▸ REQUIRED WORK
The answer must be an exact copy of all the data below.

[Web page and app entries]
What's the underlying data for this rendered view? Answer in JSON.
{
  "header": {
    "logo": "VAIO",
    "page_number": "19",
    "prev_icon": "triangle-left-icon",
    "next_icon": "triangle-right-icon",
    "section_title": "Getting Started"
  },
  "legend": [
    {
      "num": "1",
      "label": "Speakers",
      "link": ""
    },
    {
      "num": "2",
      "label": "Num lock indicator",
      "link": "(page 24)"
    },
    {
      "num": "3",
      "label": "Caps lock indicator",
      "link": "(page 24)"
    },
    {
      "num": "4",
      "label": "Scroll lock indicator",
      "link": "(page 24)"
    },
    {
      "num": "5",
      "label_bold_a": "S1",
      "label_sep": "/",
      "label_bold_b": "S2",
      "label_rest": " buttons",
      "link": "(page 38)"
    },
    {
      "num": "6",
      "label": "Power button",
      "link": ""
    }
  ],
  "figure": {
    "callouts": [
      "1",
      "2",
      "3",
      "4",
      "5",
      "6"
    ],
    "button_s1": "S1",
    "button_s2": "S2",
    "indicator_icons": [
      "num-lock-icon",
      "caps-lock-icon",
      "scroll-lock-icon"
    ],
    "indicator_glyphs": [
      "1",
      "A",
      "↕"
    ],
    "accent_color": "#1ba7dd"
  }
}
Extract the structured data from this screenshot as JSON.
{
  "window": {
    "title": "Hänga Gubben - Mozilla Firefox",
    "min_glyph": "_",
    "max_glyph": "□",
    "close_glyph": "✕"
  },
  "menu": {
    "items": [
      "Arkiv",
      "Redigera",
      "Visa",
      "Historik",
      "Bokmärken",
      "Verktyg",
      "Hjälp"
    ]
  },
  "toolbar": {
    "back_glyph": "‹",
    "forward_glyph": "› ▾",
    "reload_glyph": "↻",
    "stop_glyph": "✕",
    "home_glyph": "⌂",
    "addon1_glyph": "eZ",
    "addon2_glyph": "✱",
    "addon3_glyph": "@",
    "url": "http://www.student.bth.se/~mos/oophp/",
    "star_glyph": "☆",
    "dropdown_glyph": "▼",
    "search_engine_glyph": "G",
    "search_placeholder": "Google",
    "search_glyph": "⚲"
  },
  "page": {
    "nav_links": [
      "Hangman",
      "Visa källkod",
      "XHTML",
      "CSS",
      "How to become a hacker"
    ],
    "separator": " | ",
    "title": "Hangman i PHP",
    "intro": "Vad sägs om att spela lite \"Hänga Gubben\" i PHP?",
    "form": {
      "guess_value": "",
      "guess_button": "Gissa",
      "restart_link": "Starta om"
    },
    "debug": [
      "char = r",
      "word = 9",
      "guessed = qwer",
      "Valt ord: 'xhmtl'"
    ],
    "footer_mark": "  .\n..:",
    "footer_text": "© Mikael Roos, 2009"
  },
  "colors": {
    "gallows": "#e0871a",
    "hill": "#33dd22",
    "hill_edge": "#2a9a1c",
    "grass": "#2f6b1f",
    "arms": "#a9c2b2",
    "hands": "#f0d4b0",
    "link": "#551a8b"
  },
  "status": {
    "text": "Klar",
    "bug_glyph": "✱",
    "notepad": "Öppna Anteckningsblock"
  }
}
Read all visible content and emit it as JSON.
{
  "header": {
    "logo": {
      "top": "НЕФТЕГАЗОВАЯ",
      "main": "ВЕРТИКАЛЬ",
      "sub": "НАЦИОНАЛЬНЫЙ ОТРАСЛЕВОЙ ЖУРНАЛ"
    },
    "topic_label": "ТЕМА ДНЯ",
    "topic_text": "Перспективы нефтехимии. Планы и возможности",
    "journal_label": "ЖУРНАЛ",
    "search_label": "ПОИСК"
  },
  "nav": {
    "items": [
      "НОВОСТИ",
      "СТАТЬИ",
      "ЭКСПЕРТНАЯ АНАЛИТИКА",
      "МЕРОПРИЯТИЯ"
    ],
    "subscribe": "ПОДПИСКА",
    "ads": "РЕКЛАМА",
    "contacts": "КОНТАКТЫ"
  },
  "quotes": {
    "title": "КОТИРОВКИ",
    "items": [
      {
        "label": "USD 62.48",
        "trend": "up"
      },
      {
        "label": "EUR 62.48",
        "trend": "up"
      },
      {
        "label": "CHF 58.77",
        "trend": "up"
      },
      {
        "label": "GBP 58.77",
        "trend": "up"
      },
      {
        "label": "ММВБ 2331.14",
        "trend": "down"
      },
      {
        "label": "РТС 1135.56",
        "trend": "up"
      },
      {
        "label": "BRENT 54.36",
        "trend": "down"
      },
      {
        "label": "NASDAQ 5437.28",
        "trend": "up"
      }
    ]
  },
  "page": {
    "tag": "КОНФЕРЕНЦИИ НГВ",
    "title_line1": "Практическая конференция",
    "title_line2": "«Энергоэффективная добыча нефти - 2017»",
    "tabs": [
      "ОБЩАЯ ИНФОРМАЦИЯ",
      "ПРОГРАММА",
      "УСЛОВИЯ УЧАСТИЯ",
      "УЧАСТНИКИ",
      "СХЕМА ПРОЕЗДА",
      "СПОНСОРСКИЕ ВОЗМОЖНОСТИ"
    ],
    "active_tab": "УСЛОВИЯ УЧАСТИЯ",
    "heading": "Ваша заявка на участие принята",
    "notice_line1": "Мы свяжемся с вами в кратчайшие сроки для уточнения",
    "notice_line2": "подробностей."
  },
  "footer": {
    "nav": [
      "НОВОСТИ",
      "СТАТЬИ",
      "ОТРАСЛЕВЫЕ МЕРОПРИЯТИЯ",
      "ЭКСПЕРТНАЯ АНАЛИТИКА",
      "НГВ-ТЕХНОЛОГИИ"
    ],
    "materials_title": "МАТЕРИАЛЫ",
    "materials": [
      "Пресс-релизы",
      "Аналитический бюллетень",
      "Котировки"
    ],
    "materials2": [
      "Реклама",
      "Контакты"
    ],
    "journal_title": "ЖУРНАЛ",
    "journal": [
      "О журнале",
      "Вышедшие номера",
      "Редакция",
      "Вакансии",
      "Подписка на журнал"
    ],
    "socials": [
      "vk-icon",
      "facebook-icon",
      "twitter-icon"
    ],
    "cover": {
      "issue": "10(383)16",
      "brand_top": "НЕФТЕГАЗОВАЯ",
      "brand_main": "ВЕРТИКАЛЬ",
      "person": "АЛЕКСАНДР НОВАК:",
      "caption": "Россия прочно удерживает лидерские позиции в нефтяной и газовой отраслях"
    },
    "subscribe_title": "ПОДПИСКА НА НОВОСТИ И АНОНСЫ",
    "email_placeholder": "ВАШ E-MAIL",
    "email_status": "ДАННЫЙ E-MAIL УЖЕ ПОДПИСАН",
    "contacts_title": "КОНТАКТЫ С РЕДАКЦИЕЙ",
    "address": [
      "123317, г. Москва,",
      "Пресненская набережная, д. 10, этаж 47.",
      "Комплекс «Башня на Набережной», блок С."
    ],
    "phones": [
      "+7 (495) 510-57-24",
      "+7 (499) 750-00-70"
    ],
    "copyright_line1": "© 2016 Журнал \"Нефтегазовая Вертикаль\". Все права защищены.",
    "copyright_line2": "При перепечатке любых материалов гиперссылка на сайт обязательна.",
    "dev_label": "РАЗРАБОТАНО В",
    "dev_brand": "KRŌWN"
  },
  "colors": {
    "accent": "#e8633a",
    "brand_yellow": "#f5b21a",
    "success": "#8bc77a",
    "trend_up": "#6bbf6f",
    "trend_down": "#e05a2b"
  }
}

▸ RESPONSE TO THIS TASK
What's the underlying data for this rendered view? Answer in JSON.
{
  "header": {
    "logo": "VAIO",
    "page_number": "19",
    "prev_icon": "triangle-left-icon",
    "next_icon": "triangle-right-icon",
    "section_title": "Getting Started"
  },
  "legend": [
    {
      "num": "1",
      "label": "Speakers",
      "link": ""
    },
    {
      "num": "2",
      "label": "Num lock indicator",
      "link": "(page 24)"
    },
    {
      "num": "3",
      "label": "Caps lock indicator",
      "link": "(page 24)"
    },
    {
      "num": "4",
      "label": "Scroll lock indicator",
      "link": "(page 24)"
    },
    {
      "num": "5",
      "label_bold_a": "S1",
      "label_sep": "/",
      "label_bold_b": "S2",
      "label_rest": " buttons",
      "link": "(page 38)"
    },
    {
      "num": "6",
      "label": "Power button",
      "link": ""
    }
  ],
  "figure": {
    "callouts": [
      "1",
      "2",
      "3",
      "4",
      "5",
      "6"
    ],
    "button_s1": "S1",
    "button_s2": "S2",
    "indicator_icons": [
      "num-lock-icon",
      "caps-lock-icon",
      "scroll-lock-icon"
    ],
    "indicator_glyphs": [
      "1",
      "A",
      "↕"
    ],
    "accent_color": "#1ba7dd"
  }
}
Extract the structured data from this screenshot as JSON.
{
  "window": {
    "title": "Hänga Gubben - Mozilla Firefox",
    "min_glyph": "_",
    "max_glyph": "□",
    "close_glyph": "✕"
  },
  "menu": {
    "items": [
      "Arkiv",
      "Redigera",
      "Visa",
      "Historik",
      "Bokmärken",
      "Verktyg",
      "Hjälp"
    ]
  },
  "toolbar": {
    "back_glyph": "‹",
    "forward_glyph": "› ▾",
    "reload_glyph": "↻",
    "stop_glyph": "✕",
    "home_glyph": "⌂",
    "addon1_glyph": "eZ",
    "addon2_glyph": "✱",
    "addon3_glyph": "@",
    "url": "http://www.student.bth.se/~mos/oophp/",
    "star_glyph": "☆",
    "dropdown_glyph": "▼",
    "search_engine_glyph": "G",
    "search_placeholder": "Google",
    "search_glyph": "⚲"
  },
  "page": {
    "nav_links": [
      "Hangman",
      "Visa källkod",
      "XHTML",
      "CSS",
      "How to become a hacker"
    ],
    "separator": " | ",
    "title": "Hangman i PHP",
    "intro": "Vad sägs om att spela lite \"Hänga Gubben\" i PHP?",
    "form": {
      "guess_value": "",
      "guess_button": "Gissa",
      "restart_link": "Starta om"
    },
    "debug": [
      "char = r",
      "word = 9",
      "guessed = qwer",
      "Valt ord: 'xhmtl'"
    ],
    "footer_mark": "  .\n..:",
    "footer_text": "© Mikael Roos, 2009"
  },
  "colors": {
    "gallows": "#e0871a",
    "hill": "#33dd22",
    "hill_edge": "#2a9a1c",
    "grass": "#2f6b1f",
    "arms": "#a9c2b2",
    "hands": "#f0d4b0",
    "link": "#551a8b"
  },
  "status": {
    "text": "Klar",
    "bug_glyph": "✱",
    "notepad": "Öppna Anteckningsblock"
  }
}
Read all visible content and emit it as JSON.
{
  "header": {
    "logo": {
      "top": "НЕФТЕГАЗОВАЯ",
      "main": "ВЕРТИКАЛЬ",
      "sub": "НАЦИОНАЛЬНЫЙ ОТРАСЛЕВОЙ ЖУРНАЛ"
    },
    "topic_label": "ТЕМА ДНЯ",
    "topic_text": "Перспективы нефтехимии. Планы и возможности",
    "journal_label": "ЖУРНАЛ",
    "search_label": "ПОИСК"
  },
  "nav": {
    "items": [
      "НОВОСТИ",
      "СТАТЬИ",
      "ЭКСПЕРТНАЯ АНАЛИТИКА",
      "МЕРОПРИЯТИЯ"
    ],
    "subscribe": "ПОДПИСКА",
    "ads": "РЕКЛАМА",
    "contacts": "КОНТАКТЫ"
  },
  "quotes": {
    "title": "КОТИРОВКИ",
    "items": [
      {
        "label": "USD 62.48",
        "trend": "up"
      },
      {
        "label": "EUR 62.48",
        "trend": "up"
      },
      {
        "label": "CHF 58.77",
        "trend": "up"
      },
      {
        "label": "GBP 58.77",
        "trend": "up"
      },
      {
        "label": "ММВБ 2331.14",
        "trend": "down"
      },
      {
        "label": "РТС 1135.56",
        "trend": "up"
      },
      {
        "label": "BRENT 54.36",
        "trend": "down"
      },
      {
        "label": "NASDAQ 5437.28",
        "trend": "up"
      }
    ]
  },
  "page": {
    "tag": "КОНФЕРЕНЦИИ НГВ",
    "title_line1": "Практическая конференция",
    "title_line2": "«Энергоэффективная добыча нефти - 2017»",
    "tabs": [
      "ОБЩАЯ ИНФОРМАЦИЯ",
      "ПРОГРАММА",
      "УСЛОВИЯ УЧАСТИЯ",
      "УЧАСТНИКИ",
      "СХЕМА ПРОЕЗДА",
      "СПОНСОРСКИЕ ВОЗМОЖНОСТИ"
    ],
    "active_tab": "УСЛОВИЯ УЧАСТИЯ",
    "heading": "Ваша заявка на участие принята",
    "notice_line1": "Мы свяжемся с вами в кратчайшие сроки для уточнения",
    "notice_line2": "подробностей."
  },
  "footer": {
    "nav": [
      "НОВОСТИ",
      "СТАТЬИ",
      "ОТРАСЛЕВЫЕ МЕРОПРИЯТИЯ",
      "ЭКСПЕРТНАЯ АНАЛИТИКА",
      "НГВ-ТЕХНОЛОГИИ"
    ],
    "materials_title": "МАТЕРИАЛЫ",
    "materials": [
      "Пресс-релизы",
      "Аналитический бюллетень",
      "Котировки"
    ],
    "materials2": [
      "Реклама",
      "Контакты"
    ],
    "journal_title": "ЖУРНАЛ",
    "journal": [
      "О журнале",
      "Вышедшие номера",
      "Редакция",
      "Вакансии",
      "Подписка на журнал"
    ],
    "socials": [
      "vk-icon",
      "facebook-icon",
      "twitter-icon"
    ],
    "cover": {
      "issue": "10(383)16",
      "brand_top": "НЕФТЕГАЗОВАЯ",
      "brand_main": "ВЕРТИКАЛЬ",
      "person": "АЛЕКСАНДР НОВАК:",
      "caption": "Россия прочно удерживает лидерские позиции в нефтяной и газовой отраслях"
    },
    "subscribe_title": "ПОДПИСКА НА НОВОСТИ И АНОНСЫ",
    "email_placeholder": "ВАШ E-MAIL",
    "email_status": "ДАННЫЙ E-MAIL УЖЕ ПОДПИСАН",
    "contacts_title": "КОНТАКТЫ С РЕДАКЦИЕЙ",
    "address": [
      "123317, г. Москва,",
      "Пресненская набережная, д. 10, этаж 47.",
      "Комплекс «Башня на Набережной», блок С."
    ],
    "phones": [
      "+7 (495) 510-57-24",
      "+7 (499) 750-00-70"
    ],
    "copyright_line1": "© 2016 Журнал \"Нефтегазовая Вертикаль\". Все права защищены.",
    "copyright_line2": "При перепечатке любых материалов гиперссылка на сайт обязательна.",
    "dev_label": "РАЗРАБОТАНО В",
    "dev_brand": "KRŌWN"
  },
  "colors": {
    "accent": "#e8633a",
    "brand_yellow": "#f5b21a",
    "success": "#8bc77a",
    "trend_up": "#6bbf6f",
    "trend_down": "#e05a2b"
  }
}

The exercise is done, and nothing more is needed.